[Given entries]:
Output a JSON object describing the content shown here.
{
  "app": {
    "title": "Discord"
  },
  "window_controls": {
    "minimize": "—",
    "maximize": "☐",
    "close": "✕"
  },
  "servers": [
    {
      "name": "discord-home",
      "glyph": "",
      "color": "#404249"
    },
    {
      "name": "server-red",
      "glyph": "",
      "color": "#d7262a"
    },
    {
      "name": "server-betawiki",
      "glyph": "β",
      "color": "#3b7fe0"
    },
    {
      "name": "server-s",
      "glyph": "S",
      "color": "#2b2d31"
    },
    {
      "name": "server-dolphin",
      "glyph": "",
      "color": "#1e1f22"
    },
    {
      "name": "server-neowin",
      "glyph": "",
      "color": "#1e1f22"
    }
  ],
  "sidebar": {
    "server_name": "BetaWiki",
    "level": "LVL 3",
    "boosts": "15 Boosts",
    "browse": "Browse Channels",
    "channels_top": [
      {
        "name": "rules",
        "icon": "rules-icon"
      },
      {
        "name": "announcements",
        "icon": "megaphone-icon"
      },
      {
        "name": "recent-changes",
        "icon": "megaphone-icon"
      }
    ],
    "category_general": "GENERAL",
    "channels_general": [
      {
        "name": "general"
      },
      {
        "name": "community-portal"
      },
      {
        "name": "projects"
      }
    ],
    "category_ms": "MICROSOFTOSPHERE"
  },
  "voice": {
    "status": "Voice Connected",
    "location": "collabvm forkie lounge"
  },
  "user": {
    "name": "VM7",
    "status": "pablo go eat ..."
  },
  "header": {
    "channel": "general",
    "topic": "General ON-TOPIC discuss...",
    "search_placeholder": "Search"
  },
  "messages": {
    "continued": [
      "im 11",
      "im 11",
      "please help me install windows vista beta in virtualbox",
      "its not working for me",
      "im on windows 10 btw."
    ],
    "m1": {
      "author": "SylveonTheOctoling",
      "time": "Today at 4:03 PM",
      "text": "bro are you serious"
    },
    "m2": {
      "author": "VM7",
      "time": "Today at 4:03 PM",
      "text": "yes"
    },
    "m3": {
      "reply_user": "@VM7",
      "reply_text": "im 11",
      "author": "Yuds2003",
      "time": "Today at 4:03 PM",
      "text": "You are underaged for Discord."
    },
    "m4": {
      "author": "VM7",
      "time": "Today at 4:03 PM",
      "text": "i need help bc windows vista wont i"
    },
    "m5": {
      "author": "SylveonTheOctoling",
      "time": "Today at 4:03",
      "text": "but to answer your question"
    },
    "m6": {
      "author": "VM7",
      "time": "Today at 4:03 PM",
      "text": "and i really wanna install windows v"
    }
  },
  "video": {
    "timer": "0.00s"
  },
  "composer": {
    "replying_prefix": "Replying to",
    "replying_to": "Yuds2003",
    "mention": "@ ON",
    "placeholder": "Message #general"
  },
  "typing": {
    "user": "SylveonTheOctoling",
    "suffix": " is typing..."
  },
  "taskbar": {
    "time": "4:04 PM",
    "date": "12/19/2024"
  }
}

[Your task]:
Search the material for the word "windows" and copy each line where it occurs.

[Answer section]:
      "please help me install windows vista beta in virtualbox",
      "im on windows 10 btw."
      "text": "i need help bc windows vista wont i"
      "text": "and i really wanna install windows v"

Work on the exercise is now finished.